Also in terms of functionality, it is the only extension I know of that has native integration with a Language Server, full debugger support and multiple formatters, so from that point of view I think it would be a good idea to try and keep it alive.

Generally I don’t think that that is possible. The language server itself is reusable but the client implementation that hooks to the server is Editor dependant. Same thing applies to formatters and debuggers. The syntax highlighting can be reused by any editor that can use TextMate grammar. Although, I think we are slowly shifting towards a hybrid syntax highlighting approach where some scopes are provided by TextMate files and some by the language server.

Yes, that is understandable. My hope is, as you said, for the community to engage a bit more actively with the development process, but even if they don’t that is fine.

The extension is complete and self sustaining for the most part. The only maintenance required is issuing once every year the authentication tokens for publishing on the VS and OpenVSX stores and merging/resolving the dependabot PRs.

If all owners are happy I can start the transfer process next week.

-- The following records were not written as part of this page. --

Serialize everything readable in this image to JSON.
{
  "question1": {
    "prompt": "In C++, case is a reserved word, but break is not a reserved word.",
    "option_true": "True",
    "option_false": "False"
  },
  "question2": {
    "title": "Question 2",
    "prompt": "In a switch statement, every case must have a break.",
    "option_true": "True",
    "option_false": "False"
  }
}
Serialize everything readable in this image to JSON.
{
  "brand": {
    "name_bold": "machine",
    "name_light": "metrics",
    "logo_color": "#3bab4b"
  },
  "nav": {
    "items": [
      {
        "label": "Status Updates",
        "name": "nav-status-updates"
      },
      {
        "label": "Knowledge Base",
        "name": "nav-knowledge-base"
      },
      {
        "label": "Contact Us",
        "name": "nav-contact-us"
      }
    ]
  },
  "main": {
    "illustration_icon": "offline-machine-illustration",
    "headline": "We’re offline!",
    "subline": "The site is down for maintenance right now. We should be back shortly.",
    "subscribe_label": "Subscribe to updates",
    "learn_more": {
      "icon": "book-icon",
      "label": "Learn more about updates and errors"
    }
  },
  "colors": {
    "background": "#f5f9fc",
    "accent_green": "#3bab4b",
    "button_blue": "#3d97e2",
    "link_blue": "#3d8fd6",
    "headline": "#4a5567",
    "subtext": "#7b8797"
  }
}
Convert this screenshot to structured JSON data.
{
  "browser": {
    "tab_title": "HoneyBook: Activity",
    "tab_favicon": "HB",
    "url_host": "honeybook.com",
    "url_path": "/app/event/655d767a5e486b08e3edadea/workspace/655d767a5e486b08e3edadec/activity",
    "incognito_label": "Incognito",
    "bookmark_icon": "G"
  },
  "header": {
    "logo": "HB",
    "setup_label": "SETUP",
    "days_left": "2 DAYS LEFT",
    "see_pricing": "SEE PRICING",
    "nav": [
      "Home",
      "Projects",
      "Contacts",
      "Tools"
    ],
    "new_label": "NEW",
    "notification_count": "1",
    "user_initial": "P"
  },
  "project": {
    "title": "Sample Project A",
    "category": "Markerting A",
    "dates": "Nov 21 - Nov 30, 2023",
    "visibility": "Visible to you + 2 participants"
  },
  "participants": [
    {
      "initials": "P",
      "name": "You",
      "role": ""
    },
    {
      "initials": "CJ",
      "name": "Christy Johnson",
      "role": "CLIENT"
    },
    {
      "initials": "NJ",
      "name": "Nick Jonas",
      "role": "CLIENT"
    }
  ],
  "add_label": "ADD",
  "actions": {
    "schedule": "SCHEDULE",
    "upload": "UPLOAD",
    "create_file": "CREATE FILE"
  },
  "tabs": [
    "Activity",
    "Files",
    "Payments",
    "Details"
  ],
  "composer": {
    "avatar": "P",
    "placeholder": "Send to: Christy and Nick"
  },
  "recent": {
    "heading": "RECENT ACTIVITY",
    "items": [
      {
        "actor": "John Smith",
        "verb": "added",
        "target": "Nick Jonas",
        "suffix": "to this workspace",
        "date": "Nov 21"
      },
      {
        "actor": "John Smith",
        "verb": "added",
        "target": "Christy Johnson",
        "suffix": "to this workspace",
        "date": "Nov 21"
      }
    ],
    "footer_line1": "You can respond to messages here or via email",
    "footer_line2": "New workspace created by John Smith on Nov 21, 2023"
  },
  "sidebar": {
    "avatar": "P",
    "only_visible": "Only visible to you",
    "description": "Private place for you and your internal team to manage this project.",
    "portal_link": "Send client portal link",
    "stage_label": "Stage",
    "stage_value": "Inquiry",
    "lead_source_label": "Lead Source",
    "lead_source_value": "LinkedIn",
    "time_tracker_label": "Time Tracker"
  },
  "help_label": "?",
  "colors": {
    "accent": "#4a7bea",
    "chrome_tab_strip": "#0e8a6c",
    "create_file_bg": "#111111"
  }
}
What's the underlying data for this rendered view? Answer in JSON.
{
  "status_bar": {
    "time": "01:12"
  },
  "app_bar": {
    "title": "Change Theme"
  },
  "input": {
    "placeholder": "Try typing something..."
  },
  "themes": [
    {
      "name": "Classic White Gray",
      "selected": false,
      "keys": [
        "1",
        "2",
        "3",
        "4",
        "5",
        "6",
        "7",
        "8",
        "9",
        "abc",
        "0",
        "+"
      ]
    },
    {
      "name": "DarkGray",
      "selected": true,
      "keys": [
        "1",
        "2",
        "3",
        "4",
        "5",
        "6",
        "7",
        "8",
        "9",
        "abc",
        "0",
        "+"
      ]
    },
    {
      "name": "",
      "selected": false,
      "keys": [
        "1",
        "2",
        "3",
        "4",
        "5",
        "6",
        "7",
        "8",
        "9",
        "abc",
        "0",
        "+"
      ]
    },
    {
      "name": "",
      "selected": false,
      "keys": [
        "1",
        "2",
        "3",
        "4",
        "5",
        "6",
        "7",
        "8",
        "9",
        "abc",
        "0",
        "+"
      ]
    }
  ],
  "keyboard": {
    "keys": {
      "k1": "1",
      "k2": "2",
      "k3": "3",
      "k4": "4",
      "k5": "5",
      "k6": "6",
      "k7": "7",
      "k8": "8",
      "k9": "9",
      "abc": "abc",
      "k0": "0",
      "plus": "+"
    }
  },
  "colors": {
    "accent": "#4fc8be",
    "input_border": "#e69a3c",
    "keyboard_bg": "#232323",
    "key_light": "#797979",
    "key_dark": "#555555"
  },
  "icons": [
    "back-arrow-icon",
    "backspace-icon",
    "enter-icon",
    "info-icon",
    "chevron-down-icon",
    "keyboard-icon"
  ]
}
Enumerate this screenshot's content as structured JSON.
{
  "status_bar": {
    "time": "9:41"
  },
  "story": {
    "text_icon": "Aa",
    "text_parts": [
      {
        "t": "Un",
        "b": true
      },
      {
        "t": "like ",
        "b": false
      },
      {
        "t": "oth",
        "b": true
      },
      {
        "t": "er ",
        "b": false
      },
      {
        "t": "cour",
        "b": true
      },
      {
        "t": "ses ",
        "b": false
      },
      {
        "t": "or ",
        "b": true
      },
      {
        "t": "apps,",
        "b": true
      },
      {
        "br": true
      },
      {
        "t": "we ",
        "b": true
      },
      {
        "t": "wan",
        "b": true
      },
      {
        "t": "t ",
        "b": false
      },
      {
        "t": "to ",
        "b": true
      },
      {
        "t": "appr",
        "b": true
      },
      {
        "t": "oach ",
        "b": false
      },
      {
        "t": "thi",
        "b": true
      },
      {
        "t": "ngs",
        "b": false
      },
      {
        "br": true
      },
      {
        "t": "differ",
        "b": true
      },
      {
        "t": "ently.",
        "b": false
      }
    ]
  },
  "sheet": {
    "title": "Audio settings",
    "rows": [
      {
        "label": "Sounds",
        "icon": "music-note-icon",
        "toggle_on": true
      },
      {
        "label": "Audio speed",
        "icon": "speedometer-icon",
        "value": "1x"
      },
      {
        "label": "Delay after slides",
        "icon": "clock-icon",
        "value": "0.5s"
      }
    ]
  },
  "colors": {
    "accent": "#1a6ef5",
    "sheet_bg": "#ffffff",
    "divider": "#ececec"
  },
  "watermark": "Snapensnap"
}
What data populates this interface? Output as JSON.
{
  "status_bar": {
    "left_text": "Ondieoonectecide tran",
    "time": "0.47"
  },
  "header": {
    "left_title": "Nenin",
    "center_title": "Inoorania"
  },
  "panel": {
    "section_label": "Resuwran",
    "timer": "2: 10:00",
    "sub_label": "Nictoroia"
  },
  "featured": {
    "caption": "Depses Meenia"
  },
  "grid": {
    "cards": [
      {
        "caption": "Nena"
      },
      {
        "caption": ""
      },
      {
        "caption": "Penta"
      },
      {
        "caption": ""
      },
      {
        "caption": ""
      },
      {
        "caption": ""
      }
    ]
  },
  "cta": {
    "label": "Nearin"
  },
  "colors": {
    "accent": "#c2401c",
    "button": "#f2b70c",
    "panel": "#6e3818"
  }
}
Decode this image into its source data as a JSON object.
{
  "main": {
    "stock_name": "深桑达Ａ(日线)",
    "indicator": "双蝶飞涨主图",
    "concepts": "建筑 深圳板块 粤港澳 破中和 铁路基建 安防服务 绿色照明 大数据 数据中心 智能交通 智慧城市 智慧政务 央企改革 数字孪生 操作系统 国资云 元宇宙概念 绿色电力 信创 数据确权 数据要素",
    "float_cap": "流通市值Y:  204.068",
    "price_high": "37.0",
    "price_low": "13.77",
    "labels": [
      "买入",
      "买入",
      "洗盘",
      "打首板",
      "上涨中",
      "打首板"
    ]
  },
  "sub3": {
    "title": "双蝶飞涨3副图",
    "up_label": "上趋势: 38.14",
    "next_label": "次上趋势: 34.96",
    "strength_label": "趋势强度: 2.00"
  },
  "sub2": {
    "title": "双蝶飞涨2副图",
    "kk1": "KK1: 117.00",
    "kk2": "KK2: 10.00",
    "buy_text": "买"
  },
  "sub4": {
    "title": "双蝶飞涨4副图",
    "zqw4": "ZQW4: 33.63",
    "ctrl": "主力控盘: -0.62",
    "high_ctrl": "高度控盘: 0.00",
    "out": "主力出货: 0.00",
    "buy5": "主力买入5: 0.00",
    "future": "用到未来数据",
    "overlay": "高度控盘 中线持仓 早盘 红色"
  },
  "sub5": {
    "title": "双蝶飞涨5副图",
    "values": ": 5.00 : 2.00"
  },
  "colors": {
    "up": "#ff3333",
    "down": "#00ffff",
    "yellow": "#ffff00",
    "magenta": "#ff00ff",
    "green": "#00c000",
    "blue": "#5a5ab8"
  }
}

I am all for maintaining this under fortran-lang, and I was hoping @gnikit could also do a video call with anybody interested and show them how to contribute. We can record it and post it online, so that newcomers know how to contribute to the extension.